December 4, 1999

12:10 a.m. PST

Mission controllers for NASA’s Mars Polar Lander and the accompanying Deep Space 2 microprobes will continue attempting to communicate with the lander and the
probes throughout the weekend.

Controllers did not hear from the spacecraft in their first few attempts to communicate with the lander and the probes during the first 12 hours after the scheduled landing

The Deep Space 2 team will try to contact the probes approximately every two hours. The next opportunity for the Mars Polar Lander to contact Earth will be on
Saturday evening, Dec. 4 at about 8:30 p.m. PST.

“We’re remaining upbeat,” said Mars Polar Lander Project Manager Richard Cook at JPL. “We have prepared for various scenarios, and we’re trying all the options.”

Cook pointed out that if the spacecraft entered a standby, or safe mode, about 20 minutes after landing at 12:15 p.m. PST on Fri., Dec. 3, it would not be able to receive
any communications until it takes itself out of safe mode on Saturday evening.

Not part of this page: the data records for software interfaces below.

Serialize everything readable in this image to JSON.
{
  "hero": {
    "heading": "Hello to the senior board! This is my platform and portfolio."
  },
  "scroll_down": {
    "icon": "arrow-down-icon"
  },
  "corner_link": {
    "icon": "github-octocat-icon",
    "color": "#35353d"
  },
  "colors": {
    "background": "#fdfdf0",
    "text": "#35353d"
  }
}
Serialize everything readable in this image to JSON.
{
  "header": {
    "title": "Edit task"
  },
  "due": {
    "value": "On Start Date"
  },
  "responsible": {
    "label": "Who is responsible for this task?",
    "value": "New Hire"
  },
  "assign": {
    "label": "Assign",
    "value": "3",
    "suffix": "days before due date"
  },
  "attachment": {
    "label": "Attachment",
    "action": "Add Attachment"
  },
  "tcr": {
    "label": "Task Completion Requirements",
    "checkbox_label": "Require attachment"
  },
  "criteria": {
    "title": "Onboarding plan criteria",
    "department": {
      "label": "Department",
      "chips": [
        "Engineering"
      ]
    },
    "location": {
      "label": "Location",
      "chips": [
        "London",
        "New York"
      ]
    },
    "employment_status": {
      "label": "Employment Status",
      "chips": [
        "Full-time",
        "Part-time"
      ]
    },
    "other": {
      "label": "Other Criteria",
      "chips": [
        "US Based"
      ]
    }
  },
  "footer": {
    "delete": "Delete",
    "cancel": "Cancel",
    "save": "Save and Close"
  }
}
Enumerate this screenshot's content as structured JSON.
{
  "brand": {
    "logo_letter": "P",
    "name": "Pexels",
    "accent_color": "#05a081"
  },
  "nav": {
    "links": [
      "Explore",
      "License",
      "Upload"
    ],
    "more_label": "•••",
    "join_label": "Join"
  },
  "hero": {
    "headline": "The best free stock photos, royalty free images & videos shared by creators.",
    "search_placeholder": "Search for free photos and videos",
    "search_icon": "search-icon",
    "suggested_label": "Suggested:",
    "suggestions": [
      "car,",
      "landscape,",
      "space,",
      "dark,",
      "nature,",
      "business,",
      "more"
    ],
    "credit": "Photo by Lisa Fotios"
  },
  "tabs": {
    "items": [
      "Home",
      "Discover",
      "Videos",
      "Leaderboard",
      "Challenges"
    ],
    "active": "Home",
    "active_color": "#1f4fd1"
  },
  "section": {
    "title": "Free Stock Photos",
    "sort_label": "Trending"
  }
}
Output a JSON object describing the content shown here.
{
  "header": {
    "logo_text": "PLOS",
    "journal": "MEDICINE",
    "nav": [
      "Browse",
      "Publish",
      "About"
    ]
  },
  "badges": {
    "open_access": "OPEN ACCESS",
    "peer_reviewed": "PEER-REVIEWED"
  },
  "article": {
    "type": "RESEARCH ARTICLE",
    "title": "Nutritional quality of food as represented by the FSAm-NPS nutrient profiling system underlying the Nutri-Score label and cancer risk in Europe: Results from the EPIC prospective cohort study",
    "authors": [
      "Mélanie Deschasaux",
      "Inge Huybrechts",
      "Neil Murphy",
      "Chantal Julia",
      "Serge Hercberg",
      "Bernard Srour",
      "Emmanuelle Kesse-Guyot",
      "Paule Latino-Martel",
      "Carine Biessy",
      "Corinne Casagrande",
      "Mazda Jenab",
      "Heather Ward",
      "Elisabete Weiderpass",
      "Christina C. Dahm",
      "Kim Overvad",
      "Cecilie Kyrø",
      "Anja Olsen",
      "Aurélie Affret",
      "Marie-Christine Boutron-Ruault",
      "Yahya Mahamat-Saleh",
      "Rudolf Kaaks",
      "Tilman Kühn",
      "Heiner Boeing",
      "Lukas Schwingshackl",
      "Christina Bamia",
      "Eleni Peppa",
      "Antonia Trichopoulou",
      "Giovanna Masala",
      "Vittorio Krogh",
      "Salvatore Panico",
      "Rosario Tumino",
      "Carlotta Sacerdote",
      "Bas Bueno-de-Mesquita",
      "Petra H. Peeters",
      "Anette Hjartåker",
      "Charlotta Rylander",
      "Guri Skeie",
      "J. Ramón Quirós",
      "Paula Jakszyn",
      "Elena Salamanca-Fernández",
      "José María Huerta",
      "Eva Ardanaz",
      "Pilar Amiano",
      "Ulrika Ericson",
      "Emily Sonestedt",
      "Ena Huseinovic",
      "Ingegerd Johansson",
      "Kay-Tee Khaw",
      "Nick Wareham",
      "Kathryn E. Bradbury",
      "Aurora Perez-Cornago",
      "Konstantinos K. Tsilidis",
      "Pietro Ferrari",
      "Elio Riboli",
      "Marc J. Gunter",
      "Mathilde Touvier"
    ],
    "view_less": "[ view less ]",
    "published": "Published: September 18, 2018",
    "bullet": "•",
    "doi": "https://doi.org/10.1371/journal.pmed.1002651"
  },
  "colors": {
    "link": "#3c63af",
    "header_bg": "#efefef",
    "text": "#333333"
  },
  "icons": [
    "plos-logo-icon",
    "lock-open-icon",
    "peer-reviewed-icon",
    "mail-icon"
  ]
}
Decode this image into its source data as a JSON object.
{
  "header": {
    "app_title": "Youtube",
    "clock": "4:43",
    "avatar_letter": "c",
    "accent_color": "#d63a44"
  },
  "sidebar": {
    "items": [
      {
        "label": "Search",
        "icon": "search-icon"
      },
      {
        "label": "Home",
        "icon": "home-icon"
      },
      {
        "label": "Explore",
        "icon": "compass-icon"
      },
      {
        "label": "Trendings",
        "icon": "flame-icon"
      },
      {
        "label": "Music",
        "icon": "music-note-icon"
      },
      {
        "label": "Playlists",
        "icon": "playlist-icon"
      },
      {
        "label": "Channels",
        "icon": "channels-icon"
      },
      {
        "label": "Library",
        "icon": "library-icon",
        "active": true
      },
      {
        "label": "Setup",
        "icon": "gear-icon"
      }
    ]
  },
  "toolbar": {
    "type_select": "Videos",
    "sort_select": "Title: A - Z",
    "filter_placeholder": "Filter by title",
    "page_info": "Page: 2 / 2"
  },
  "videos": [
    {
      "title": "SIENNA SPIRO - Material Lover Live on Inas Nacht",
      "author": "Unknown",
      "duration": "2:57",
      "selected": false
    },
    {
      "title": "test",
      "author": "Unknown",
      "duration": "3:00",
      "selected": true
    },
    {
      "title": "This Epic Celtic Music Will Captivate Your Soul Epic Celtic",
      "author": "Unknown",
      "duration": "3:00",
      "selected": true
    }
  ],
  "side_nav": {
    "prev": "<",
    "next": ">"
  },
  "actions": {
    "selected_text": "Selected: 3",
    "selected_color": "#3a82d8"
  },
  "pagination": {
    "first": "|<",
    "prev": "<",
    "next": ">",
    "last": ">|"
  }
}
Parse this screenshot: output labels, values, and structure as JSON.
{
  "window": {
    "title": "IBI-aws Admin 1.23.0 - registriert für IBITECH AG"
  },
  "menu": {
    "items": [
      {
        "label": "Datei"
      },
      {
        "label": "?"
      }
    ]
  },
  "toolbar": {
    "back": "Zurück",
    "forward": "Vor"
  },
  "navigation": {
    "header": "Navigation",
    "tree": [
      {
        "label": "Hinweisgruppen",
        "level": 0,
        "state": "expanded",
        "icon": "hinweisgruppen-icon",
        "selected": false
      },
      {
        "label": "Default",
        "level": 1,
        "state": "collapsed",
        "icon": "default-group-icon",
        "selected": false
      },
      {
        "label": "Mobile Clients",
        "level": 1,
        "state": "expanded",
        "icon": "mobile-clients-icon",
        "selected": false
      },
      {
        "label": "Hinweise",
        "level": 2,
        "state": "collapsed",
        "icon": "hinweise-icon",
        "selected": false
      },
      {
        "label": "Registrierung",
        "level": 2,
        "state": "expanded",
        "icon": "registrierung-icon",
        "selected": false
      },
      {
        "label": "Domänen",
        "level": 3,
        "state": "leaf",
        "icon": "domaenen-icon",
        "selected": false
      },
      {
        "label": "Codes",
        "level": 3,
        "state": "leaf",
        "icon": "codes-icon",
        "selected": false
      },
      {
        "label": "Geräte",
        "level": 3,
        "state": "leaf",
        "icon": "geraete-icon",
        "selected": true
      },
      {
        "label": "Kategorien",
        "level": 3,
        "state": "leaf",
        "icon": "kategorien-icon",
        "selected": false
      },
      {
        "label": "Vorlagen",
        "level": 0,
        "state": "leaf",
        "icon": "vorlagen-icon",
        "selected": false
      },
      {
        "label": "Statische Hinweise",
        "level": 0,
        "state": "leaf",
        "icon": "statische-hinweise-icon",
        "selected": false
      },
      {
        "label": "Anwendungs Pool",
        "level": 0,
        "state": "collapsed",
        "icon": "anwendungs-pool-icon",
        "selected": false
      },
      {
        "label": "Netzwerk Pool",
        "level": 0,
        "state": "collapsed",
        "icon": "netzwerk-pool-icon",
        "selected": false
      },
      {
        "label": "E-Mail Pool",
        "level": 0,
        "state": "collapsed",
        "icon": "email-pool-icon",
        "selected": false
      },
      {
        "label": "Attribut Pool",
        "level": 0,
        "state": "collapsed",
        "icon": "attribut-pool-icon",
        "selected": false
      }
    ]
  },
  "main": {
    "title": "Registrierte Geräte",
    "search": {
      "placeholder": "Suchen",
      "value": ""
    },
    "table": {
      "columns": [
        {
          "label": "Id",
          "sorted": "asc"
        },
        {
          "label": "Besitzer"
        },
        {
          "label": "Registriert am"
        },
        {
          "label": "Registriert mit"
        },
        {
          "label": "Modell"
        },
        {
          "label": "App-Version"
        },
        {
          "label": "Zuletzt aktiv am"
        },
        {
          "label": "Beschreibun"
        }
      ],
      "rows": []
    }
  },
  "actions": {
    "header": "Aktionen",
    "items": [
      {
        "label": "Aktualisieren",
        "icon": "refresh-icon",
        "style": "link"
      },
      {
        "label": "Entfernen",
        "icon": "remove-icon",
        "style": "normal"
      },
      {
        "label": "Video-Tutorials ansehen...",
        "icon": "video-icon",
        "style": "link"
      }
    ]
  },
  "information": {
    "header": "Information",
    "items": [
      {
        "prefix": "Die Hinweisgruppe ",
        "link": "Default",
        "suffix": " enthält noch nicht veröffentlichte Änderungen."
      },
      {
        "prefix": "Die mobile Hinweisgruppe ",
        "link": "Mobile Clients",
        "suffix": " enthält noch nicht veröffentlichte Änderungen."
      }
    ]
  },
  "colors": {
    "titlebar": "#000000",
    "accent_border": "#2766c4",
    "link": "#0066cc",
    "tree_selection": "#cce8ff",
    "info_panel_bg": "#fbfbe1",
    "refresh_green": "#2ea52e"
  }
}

So far, mission controllers have been attempting to communicate with the lander by using its medium gain antenna. If contact has not been established by Sunday
morning., Dec. 5, they will try to communicate with the lander by using NASA’s currently-orbiting Mars Global Surveyor spacecraft as a relay system. In that scenario,
the lander would automatically switch to its UHF radio.

On Fri., Dec. 3, ground controllers attempted to “talk to” the lander at 6:27 p.m. PST. They tried to contact the Deep Space 2 microprobes at 7:30, 9:30 and 11:30 p.m.

The Deep Space 2 microprobes, which impacted Mars about 60 kilometers (about 35 miles) north of the lander, will transmit data through Mars Global Surveyor.

“We know that the Mars Global Surveyor relay system is working,” said Deep Space 2 Project Manager Sarah Gavit.

Latest estimates indicate that Mars Polar Lander touched down on a gentle slope of about two degrees within an “amphitheater” near the edge of a ridge, according to Dr.
David Paige of UCLA, principal investigator for the Mars Volatiles and Climate Surveyor science package on the lander.

Mars Polar Lander is part of a series of missions in a long- term program of Mars exploration managed by JPL for NASA’s Office of Space Science, Washington, D.C.
JPL’s industrial partner is Lockheed Martin Astronautics, Denver. JPL is a division of the California Institute of Technology in Pasadena.